"The colors of the shirts were matched to the races of the models. It shouldn't have happened. The whole "idea" (if you could call it one) was based on changing shirts. Or in this case, races. It called too much attention to the race of the models. The proof is if all the models were one race, the execution wouldn't even work. The whole idea was based on the races of the model, which is why it should have never been approved in the first place.... Also, racism aside, what does change skin and shirt colors have to do with a cleanser? The ad is bad on many levels."

Account Executive:

"It's not really [racist], and I can see what they were trying to do. But at the end of the day if someone didn't raise concerns before this went to market, the real issue is probably in house.... Calling Dove racist over this is a little farfetched, but the idea of making an ad where black woman turns into a white woman should have raised flags. I'm baffled how that could champion through every round of creative."

Advertising Professional:

"First and foremost, the ad is completely incoherent. Even if we assumed there was no racist intent, what the fuck is it supposed to even mean? What's the point of them changing into each other? It's there a missing tag line that's supposed to tie it together? Beyond that, ignoring the obvious racist history of soap advertising is unforgivable. And proof that there were not enough (or more probably, zero) non-white people in the room."

History of Racist Soap Ads

This Dove ad is very similar to the soap ads from the 1800s; portraying beautiful Brown skin as dirty and undesirable.
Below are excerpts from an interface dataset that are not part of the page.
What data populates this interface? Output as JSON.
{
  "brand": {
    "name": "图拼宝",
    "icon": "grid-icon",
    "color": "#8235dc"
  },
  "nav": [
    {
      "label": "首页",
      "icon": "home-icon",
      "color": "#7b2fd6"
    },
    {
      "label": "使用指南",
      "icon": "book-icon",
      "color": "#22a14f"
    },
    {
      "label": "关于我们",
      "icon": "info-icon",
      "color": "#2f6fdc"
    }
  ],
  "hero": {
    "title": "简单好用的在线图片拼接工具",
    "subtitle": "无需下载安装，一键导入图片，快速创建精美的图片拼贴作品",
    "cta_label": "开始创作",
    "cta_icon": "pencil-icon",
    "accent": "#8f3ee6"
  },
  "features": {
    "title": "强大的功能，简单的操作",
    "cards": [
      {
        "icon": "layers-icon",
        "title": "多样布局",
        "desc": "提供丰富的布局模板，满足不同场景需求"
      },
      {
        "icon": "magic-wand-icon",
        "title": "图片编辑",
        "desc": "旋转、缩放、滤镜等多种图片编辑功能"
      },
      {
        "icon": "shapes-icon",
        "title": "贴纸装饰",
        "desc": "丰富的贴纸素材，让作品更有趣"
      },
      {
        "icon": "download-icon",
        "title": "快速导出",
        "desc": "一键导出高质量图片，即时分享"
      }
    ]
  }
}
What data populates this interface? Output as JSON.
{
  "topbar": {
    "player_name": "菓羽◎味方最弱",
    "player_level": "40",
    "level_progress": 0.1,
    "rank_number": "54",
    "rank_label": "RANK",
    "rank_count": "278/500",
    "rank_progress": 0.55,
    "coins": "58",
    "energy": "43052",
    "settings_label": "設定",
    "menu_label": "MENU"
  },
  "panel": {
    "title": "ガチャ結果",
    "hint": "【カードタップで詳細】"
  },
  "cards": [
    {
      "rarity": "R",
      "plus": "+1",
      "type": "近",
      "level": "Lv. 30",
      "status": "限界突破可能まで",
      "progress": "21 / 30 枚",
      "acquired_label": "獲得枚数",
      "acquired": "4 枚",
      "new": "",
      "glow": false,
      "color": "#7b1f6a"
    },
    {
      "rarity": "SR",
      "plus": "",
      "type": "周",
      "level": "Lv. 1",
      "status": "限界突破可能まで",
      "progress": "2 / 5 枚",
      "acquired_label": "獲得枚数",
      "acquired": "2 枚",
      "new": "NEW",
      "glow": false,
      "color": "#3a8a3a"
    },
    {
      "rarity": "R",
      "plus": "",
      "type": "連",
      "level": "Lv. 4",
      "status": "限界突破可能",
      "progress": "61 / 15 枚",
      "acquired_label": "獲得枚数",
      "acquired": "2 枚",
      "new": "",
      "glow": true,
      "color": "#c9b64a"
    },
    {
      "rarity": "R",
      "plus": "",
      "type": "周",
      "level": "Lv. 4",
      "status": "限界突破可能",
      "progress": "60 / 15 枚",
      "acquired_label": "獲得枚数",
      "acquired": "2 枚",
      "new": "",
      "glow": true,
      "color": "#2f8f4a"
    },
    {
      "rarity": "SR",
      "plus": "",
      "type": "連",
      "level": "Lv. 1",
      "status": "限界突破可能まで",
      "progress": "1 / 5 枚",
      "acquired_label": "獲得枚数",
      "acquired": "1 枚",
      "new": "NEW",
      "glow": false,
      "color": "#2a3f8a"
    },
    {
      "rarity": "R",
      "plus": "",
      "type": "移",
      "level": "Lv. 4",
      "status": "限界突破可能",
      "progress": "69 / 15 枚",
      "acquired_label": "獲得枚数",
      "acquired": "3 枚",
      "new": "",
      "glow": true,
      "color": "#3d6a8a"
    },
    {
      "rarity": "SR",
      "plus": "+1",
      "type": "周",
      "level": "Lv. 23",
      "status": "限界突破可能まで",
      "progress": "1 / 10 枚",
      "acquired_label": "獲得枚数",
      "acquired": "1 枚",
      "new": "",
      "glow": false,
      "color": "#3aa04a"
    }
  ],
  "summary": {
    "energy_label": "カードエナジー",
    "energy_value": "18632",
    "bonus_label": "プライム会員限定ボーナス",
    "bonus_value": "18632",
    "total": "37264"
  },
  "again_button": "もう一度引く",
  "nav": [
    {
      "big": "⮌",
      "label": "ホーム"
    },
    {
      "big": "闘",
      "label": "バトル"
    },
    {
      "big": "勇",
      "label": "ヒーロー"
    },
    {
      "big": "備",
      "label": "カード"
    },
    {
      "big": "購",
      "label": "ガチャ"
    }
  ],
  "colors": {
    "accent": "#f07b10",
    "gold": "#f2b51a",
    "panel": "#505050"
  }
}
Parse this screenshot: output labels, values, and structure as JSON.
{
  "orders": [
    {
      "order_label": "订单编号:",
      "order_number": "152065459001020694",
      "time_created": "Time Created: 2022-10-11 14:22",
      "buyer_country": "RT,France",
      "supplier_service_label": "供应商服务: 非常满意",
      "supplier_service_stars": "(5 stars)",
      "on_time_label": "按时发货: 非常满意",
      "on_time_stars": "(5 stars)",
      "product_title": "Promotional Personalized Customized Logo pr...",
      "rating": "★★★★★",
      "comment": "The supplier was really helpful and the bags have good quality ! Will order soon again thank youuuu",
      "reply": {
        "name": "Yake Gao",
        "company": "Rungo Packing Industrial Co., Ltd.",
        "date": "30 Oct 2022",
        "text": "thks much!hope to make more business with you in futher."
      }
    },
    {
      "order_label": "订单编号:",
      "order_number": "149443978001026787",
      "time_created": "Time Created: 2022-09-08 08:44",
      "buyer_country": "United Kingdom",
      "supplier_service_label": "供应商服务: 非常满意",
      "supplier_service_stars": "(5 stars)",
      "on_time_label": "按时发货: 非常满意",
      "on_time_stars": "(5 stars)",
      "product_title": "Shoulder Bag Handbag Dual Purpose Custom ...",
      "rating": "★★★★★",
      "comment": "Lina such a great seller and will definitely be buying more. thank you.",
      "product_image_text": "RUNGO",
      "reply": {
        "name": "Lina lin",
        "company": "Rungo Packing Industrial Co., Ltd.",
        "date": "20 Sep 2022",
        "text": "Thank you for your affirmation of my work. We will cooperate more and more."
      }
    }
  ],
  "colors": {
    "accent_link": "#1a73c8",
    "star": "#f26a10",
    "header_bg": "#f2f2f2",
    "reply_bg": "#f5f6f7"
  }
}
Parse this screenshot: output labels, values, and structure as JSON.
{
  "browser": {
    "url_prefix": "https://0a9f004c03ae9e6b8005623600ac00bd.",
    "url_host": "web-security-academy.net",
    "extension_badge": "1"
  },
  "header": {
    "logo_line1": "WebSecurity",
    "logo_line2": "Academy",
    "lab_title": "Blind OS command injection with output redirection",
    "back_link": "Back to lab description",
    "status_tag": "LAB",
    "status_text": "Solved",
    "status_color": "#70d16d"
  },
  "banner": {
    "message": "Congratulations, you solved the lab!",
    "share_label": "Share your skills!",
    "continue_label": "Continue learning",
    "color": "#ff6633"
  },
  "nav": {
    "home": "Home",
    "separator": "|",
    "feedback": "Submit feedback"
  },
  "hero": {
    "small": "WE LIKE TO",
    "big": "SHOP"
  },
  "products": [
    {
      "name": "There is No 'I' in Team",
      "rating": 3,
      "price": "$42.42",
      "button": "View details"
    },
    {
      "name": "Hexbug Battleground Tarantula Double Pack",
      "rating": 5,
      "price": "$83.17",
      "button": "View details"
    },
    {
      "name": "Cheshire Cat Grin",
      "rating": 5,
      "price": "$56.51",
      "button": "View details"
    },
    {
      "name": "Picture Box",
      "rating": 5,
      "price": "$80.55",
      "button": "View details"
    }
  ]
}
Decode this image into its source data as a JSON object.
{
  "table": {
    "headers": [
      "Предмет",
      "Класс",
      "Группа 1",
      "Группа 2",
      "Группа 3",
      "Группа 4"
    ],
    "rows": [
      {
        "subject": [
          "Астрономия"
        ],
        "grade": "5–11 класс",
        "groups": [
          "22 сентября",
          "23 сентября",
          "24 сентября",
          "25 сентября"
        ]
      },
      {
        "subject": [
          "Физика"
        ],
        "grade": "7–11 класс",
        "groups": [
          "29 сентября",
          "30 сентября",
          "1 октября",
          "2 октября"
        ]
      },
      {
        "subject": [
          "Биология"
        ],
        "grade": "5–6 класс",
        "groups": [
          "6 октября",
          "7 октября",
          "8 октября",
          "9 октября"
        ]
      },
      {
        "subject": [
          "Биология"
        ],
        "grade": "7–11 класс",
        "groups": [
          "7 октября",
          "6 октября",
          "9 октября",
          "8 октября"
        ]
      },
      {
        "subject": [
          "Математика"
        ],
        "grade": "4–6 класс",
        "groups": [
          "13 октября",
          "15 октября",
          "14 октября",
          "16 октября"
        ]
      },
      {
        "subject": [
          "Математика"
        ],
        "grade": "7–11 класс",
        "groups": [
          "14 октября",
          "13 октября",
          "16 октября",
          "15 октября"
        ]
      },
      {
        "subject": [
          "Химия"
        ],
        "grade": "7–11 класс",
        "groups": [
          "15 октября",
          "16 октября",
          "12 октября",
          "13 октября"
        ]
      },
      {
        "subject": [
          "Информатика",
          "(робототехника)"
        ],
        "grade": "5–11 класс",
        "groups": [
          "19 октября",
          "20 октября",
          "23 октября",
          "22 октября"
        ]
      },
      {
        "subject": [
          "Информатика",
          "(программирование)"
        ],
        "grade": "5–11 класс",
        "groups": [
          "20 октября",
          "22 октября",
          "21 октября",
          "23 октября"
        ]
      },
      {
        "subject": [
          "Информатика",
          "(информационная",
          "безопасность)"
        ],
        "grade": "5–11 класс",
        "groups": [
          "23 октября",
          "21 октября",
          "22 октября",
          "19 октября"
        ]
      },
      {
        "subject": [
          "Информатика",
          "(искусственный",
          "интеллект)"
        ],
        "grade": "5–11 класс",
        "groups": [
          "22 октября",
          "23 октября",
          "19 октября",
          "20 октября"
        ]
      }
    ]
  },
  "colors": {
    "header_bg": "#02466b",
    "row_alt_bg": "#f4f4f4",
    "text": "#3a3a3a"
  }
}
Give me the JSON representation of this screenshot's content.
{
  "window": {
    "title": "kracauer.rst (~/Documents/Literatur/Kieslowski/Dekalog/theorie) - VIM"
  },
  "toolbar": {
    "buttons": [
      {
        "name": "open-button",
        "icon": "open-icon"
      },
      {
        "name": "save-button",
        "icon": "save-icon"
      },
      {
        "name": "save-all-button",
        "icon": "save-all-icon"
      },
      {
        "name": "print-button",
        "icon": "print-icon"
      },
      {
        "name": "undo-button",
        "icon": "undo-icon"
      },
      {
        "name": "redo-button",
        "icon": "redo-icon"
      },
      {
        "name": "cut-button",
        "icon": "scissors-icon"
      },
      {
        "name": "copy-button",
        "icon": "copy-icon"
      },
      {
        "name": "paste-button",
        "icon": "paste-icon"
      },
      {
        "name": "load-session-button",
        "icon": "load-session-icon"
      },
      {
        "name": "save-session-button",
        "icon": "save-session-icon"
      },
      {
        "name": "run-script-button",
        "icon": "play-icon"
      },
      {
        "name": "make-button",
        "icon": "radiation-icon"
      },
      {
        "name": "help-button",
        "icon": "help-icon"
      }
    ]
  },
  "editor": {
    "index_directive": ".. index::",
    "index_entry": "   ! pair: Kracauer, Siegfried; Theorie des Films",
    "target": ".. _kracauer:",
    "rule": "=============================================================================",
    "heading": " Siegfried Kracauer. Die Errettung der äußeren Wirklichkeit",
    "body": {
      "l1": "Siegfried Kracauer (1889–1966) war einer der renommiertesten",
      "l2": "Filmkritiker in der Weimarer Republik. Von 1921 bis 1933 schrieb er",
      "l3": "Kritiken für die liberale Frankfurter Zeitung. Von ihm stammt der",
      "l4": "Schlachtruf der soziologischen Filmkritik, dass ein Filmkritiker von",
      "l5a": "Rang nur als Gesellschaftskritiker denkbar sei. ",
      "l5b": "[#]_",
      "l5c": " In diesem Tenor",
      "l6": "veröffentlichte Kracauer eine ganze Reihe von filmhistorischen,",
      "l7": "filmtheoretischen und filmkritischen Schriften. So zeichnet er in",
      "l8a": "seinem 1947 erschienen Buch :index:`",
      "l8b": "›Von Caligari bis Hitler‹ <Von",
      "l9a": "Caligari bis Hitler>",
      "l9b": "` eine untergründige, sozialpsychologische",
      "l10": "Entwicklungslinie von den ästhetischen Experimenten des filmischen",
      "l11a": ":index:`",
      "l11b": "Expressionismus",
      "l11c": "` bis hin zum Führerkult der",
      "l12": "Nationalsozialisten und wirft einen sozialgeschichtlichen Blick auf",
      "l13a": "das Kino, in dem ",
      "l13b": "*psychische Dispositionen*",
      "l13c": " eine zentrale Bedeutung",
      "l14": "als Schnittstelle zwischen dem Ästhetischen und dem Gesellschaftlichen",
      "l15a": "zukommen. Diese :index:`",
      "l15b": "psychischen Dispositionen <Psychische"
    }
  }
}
With the same kind of offensive content, this cannot be ignored.

Tweet from Kawrage: The racist Dove ad is a continuation of a long history of racist soap advertising.

Professionals & Students Respond

Dr. Chen Guo responds to Dove ads
Dr. Chen Guo 1:01

Dr. Chen Guo, professor of interactive media and user experience design, responds to the Dove ads from her perspective as a Chinese woman.

Dave Wang, MFA 0:59

Professor and interactive designer Dave Wang responds to the Dove ads from a design point of view.

Tony Ware, Author & Novelist 3:55

Author and novelist Tony Ware discusses colorism and his reaction to the Dove ads from his perspective as a black man.

Gab Calderon, Senior University Student 1:54

University student Gab Calderon shares her perspective on the Dove ads as a half-Spanish woman.